The Fabergé Imperial collection
In order to be irreplaceable, one must always be different
– Coco Chanel
Extreme prides itself in nurturing the unique. Going beyond the usual luxury offering, each Extreme design is a custom commission for the client. Beyond the bespoke, an Extreme design captures life experiences in tangible form, creating bespoke kitchens, bedrooms and studies that are a true reflection of you.
As curators of the unique, our creative team continually explores bespoke design, in all forms and disciplines. With Easter on the horizon, our thoughts naturally turned to the decadent, unique and intricately designed Fabergé eggs.
Peter Carl Fabergé created the legendary series of lavish and ingenious jewelled Easter eggs between 1885 and 1917; the most famous of which is the ‘Imperial’ collection designed for the wives and mothers of Russian Tsars Alexander III and Nicholas II.
The Fabergé Imperial collection is considered as the last great commissioned series of objets d’art. With each design taking a year or more to make, they were bonafide labours of love, their themes changing with each egg and their designs becoming more and more elaborate each year.
These exquisite designs are the ultimate in bespoke luxury, each entirely unique, with the only fixed requirement being that they each contain a surprise. In our opinion, one of the most intricate and delicate of the collection is the Lilies of the Valley egg, created in 1898 for Tsar Nicholas II as a gift for Tsaritsa Empress Alexandra Fyodornovna. The inspiration for this extraordinary piece comes from Alexandra’s love of flowers, in particular the Lilies of the valley.
Lilies of the Valley egg is embellished with pearls which are said to have been Alexandra’s favourite jewels. The egg is topped with rose pink enamel on a guilloche backdrop and is supported by cabriolet legs of green-gold leaves with rose-cut diamond dewdrops. The gold-stemmed lilies have green enamelled leaves and flowers made of gold set with rubies, pearls and diamonds.
Twisting a gold-mounted pearl button reveals three portraits from under the ruby-set Imperial crown; that of Tsar Nicholas II and his two oldest daughters Olga and Tatiana. These intricate miniatures are framed in rose diamonds and backed with gold panels.

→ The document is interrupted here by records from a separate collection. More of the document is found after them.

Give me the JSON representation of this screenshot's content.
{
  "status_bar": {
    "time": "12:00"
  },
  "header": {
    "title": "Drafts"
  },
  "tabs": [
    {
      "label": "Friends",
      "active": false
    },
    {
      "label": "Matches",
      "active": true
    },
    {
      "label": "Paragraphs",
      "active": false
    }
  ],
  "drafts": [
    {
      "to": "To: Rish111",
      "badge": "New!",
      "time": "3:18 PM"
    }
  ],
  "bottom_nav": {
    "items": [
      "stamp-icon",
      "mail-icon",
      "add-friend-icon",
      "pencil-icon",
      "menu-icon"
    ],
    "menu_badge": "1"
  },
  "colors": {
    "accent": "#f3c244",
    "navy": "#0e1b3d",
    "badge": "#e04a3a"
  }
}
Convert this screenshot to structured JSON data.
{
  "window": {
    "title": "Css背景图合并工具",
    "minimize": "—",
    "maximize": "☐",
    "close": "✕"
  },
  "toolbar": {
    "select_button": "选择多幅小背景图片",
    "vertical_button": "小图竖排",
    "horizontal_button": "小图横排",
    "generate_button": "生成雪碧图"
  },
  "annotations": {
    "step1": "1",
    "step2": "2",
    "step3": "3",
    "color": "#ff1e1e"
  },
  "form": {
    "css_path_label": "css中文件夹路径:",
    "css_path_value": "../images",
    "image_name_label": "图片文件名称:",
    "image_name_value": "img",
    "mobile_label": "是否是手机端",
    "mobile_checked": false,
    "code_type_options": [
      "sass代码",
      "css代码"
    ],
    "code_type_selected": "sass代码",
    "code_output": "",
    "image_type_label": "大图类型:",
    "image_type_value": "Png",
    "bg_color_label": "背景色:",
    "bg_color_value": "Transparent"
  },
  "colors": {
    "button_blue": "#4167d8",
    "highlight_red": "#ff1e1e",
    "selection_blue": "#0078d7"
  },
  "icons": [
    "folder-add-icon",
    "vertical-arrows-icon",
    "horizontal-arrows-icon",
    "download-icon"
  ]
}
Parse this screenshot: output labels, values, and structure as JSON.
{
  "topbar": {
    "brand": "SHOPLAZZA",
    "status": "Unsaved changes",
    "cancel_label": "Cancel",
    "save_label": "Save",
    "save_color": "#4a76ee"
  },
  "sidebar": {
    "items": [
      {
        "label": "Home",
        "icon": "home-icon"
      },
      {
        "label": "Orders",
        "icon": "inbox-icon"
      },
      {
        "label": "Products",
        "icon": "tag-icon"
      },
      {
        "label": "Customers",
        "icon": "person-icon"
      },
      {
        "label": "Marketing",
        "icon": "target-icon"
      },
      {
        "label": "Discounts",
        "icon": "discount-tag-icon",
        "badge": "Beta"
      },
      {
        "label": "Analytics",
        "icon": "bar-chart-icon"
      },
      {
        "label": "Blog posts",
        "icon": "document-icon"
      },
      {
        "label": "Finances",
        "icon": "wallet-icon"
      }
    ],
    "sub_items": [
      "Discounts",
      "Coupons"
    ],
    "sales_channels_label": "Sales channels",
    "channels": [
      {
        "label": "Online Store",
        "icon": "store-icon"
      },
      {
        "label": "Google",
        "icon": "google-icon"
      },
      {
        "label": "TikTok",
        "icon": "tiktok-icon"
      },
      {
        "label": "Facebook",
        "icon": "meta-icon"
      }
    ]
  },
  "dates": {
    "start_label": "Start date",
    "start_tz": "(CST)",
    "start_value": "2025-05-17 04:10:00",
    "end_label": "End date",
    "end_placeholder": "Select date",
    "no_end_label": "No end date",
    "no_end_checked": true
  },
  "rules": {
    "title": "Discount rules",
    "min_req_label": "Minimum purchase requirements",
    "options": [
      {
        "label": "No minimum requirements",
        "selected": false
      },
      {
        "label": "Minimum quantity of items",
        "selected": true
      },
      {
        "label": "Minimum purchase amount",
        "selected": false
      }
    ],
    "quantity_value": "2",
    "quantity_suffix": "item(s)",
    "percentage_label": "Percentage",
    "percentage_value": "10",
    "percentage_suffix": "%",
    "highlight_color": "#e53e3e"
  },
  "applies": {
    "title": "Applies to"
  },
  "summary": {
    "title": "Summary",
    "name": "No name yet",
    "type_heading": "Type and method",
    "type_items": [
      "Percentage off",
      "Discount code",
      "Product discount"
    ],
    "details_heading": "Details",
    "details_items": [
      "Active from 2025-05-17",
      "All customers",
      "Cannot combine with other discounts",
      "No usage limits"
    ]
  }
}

The Fabergé eggs epitomise opulent design expression and although they serve no functional purpose, each one is an undeniable tour de force. Whilst appreciated by designers, historians and art curators worldwide, the design of the Fabergé eggs appeals to few; instead the eggs represent niche design, crafted entirely for the enjoyment of the individual for whom they were made.